Do you regret it?
We had a great relationship for almost four years and split up amicably. I’m not super sorry when I see the tattoo, but I do regret it a bit—there's no getting around the fact that it says “Henk” on my foot. I’m lucky I'm Dutch, and the sun’s out for only about three days a year here, so most of the time other people don’t see it.
You have a second tattoo, right?
To be honest, I regret that one more. It’s a badly drawn peace sign on my left wrist. I’d probably get rid of that one before "Henk," because I can't really hide it.
Wouldn’t you rather cover it up with something else?
No, because I’ll end up regretting the thing I cover it up with, too. I know myself.
Watch: DIY: Homemade Tattoos
VICE: How did this happen?
Jonna: When I was 19 and studying to be an illustrator, we had an assignment where we had to make a wall painting for a theater in Groningen, in the north of the Netherlands. We projected a sketch on the wall, and at one point when I was standing in front of this wall, part of the sketch was projected on my back. One of my friends saw this little house in the projection, drew it on with a pen, and later suggested that I get it permanently inked.
What did the people at the tattoo shop think of it?

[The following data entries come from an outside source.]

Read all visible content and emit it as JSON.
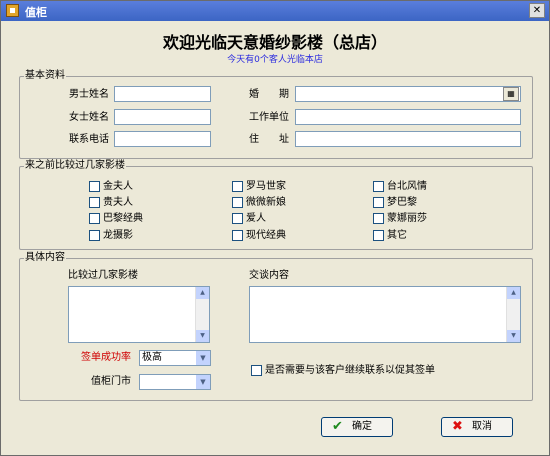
{
  "window": {
    "title": "值柜",
    "close": "✕"
  },
  "heading": "欢迎光临天意婚纱影楼（总店）",
  "subheading": "今天有0个客人光临本店",
  "basic": {
    "title": "基本资料",
    "groom_label": "男士姓名",
    "bride_label": "女士姓名",
    "phone_label": "联系电话",
    "wedding_label": "婚　　期",
    "work_label": "工作单位",
    "address_label": "住　　址",
    "calendar_btn": "　"
  },
  "compare": {
    "title": "来之前比较过几家影楼",
    "options": [
      "金夫人",
      "罗马世家",
      "台北风情",
      "贵夫人",
      "微微新娘",
      "梦巴黎",
      "巴黎经典",
      "爱人",
      "蒙娜丽莎",
      "龙摄影",
      "现代经典",
      "其它"
    ]
  },
  "details": {
    "title": "具体内容",
    "compared_label": "比较过几家影楼",
    "talk_label": "交谈内容",
    "success_label": "签单成功率",
    "success_value": "极高",
    "store_label": "值柜门市",
    "store_value": "",
    "followup_label": "是否需要与该客户继续联系以促其签单"
  },
  "buttons": {
    "ok": "确定",
    "cancel": "取消"
  }
}
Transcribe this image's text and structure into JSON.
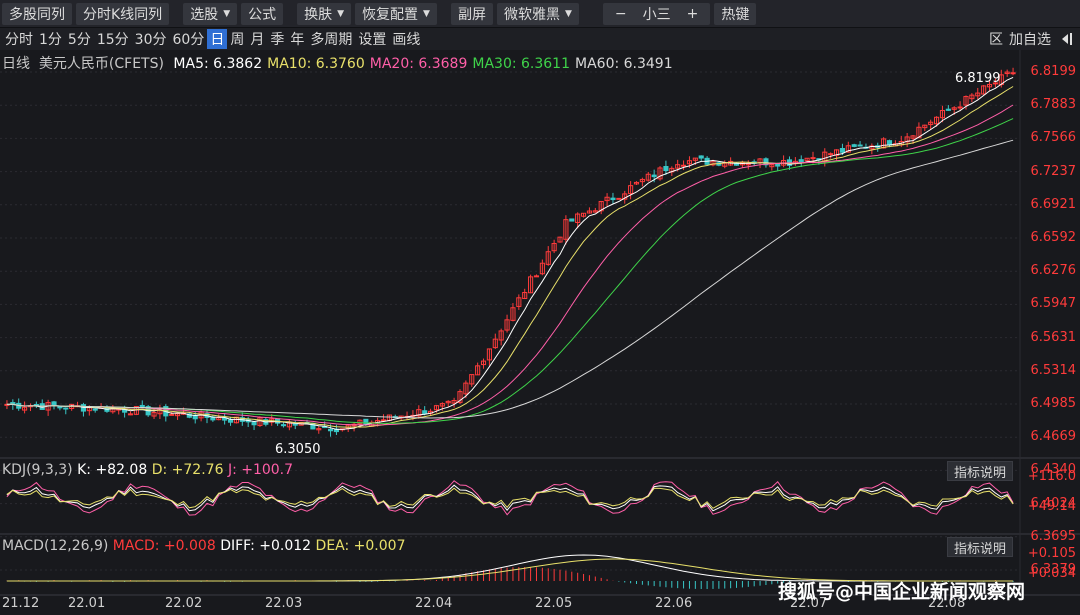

They just laughed at me. They made me pay up front because they didn’t believe I actually wanted to get it done. I got a bit annoyed and even started an argument with them about how art doesn't always have to be aesthetically pleasing.
So you don’t regret it?
No. I’m still happy with it. Why should tattoos be pretty? I even started an Instagram account for my tattoo because my artistic friends—and even strangers at parties—like to draw all kinds of stuff around it.
VICE: What’s going on here?
Nicole: About a year ago, a tattoo artist ran a contest on Facebook where you could win a tattoo for just $30. A friend of mine won, but I asked the artist if I could come along and get one for the same price, and he was cool with it.
What happened next?
The guy normally works at a tattoo shop, but for ours, we went to his house. He didn’t ask me for my ID—I guess he assumed I was a bit older. My friend went first, and her tattoo looked fine, so I trusted him. But halfway through mine, he said: "Oops, I've messed up a bit." He tried to fix it by making the letters and the sign a bit bolder.
Were you happy with it?
When I got home, I thought it looked OK—but it has some mistakes, like the random floating "I." It sucks, but I’ll try to have it fixed one day.
VICE: What’s that thing on your calf?
Martijn: I was at a house party once, where one guy had brought his tattoo gun. I was like, "A free tattoo, why not?" I wanted something I thought I would like for the rest of my life, so I decided to get a drawing of a vulva.
Who made the design?
I found a piece of paper at the party and made everyone take a shot at it. The only instruction I gave was that I wanted the labia to be as big as possible. In the end, I had to pick between my own drawing and that of my friend Lisa. After consulting my sisters via text, I picked Lisa’s design.
Do you have any regrets?
No. I always knew the tattoo was really stupid. I can have a good laugh about it, and that’s what counts. Most people only see that it's a vulva after I tell them. And if I ever regret it, I can always turn it into some kind of insect, I guess.